‘Geointellect’ is an emerging manifestation of China’s global influence. I coined this term to denote a country’s dominance in higher education, research and innovation paradigms across geographies. Though facilitated at times by soft power, geointellect is differentiated, inter alia, by its rationale to establish and consolidate China’s global intellectual dominance.
Its focus is on vigorously enhancing the visibility of Chinese academic and research institutions and of disciplines – inclusive of concepts and theories – which exhibit Chinese characteristics.
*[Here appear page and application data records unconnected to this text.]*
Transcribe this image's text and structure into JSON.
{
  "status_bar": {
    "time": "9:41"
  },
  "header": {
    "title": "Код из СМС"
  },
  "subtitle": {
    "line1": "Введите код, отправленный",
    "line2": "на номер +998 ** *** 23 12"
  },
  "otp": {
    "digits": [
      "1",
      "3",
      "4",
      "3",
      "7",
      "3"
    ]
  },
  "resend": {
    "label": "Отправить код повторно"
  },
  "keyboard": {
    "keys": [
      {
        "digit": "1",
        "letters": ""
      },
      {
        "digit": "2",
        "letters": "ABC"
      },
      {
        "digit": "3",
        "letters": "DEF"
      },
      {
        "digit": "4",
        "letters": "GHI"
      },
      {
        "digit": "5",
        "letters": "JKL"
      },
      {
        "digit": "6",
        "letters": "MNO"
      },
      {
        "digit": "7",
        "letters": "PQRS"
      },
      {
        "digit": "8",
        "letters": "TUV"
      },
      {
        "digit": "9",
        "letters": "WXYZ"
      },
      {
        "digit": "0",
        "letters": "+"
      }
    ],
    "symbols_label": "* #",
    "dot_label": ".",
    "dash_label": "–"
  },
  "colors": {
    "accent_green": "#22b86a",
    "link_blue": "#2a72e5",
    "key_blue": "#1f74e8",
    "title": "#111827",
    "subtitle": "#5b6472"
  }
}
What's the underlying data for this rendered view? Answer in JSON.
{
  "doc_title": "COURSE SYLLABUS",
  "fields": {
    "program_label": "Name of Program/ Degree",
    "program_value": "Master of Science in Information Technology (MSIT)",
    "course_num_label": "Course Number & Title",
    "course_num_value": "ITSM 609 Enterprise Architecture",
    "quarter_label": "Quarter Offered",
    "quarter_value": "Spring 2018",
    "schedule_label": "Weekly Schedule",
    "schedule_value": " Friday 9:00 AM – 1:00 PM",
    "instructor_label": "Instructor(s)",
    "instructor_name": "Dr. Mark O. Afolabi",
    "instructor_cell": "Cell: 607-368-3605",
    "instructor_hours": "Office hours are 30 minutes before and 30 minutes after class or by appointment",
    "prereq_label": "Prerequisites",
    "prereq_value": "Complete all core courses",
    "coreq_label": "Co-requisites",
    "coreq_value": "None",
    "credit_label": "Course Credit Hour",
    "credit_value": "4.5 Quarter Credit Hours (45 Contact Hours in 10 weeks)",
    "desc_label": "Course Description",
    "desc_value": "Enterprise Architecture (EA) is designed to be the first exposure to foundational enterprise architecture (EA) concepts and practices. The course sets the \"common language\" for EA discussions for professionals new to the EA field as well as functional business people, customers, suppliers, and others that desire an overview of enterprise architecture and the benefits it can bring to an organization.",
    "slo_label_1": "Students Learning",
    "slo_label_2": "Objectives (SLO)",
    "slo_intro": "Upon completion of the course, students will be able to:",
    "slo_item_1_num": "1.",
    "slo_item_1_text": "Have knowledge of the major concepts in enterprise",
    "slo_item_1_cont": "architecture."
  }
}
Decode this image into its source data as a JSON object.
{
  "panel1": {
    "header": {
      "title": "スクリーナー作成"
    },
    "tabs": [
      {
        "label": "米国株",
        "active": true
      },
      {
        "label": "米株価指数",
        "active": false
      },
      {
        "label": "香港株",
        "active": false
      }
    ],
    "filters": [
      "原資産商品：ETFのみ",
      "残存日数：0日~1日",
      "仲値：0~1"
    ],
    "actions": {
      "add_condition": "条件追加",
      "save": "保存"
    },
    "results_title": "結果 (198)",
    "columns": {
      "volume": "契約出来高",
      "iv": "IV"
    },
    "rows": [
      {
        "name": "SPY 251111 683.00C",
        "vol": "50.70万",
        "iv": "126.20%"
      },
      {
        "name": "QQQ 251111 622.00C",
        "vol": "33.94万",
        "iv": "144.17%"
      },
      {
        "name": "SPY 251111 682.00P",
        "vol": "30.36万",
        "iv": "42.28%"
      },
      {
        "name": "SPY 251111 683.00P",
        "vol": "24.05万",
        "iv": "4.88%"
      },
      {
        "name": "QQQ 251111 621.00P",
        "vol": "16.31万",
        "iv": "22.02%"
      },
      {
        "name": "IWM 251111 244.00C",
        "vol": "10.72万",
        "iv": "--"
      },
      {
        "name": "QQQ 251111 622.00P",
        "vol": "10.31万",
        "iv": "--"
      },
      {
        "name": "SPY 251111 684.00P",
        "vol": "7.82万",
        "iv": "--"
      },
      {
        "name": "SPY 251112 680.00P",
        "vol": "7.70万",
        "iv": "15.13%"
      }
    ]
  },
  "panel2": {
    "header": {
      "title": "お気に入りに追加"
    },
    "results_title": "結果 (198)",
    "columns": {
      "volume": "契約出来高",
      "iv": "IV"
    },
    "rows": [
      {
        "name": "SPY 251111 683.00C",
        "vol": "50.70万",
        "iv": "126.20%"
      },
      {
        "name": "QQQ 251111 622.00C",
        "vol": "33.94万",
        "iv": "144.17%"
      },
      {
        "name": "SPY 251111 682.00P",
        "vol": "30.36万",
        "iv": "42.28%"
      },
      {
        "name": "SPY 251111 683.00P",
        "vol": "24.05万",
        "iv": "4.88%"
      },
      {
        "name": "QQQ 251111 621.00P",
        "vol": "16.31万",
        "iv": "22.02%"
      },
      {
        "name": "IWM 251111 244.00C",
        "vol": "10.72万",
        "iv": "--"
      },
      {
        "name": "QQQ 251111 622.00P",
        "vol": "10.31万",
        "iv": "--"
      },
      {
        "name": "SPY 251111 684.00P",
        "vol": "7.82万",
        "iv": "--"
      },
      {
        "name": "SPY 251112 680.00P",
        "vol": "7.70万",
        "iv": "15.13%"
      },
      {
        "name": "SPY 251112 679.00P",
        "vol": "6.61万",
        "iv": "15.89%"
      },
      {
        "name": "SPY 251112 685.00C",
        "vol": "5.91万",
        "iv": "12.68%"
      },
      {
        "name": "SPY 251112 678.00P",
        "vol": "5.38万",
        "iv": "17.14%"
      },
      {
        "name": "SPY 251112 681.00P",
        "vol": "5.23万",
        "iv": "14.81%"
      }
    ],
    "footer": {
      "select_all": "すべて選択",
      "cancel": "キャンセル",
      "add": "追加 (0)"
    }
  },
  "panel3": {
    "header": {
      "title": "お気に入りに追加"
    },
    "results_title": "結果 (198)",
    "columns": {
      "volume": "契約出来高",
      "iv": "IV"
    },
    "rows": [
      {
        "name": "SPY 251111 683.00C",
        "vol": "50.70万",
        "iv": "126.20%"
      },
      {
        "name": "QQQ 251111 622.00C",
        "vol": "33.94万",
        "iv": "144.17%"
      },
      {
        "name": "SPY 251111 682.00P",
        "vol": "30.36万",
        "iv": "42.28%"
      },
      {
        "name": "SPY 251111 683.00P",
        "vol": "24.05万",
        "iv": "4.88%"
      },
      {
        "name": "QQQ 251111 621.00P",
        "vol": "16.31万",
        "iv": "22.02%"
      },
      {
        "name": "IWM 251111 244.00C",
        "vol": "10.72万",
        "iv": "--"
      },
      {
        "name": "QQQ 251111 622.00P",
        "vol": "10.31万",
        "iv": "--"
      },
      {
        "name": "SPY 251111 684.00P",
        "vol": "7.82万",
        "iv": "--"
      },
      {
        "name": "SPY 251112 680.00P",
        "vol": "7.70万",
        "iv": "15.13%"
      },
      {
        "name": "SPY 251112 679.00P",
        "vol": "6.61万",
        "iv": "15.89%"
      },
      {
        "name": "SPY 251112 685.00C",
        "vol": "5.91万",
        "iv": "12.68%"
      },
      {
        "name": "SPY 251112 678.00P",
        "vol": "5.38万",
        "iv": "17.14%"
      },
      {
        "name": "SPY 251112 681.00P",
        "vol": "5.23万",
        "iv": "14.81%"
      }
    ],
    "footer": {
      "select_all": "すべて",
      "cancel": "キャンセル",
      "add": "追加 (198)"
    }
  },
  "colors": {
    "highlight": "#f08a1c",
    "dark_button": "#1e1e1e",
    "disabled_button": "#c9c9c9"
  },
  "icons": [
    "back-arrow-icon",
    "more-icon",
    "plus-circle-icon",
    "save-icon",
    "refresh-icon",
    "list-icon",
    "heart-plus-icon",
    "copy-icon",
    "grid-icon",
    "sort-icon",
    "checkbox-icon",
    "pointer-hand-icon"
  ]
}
Thus, while soft power is ‘a means to success in world politics’, geointellect symbolises the crown of knowledge.
Moreover, geointellect is constructed, unlike soft power, which is tethered to others’ perceptions and opinions and is, as China expert David Shambaugh points out, “earned”. Succinctly, it is to national rejuvenation what a spoke is to a hub.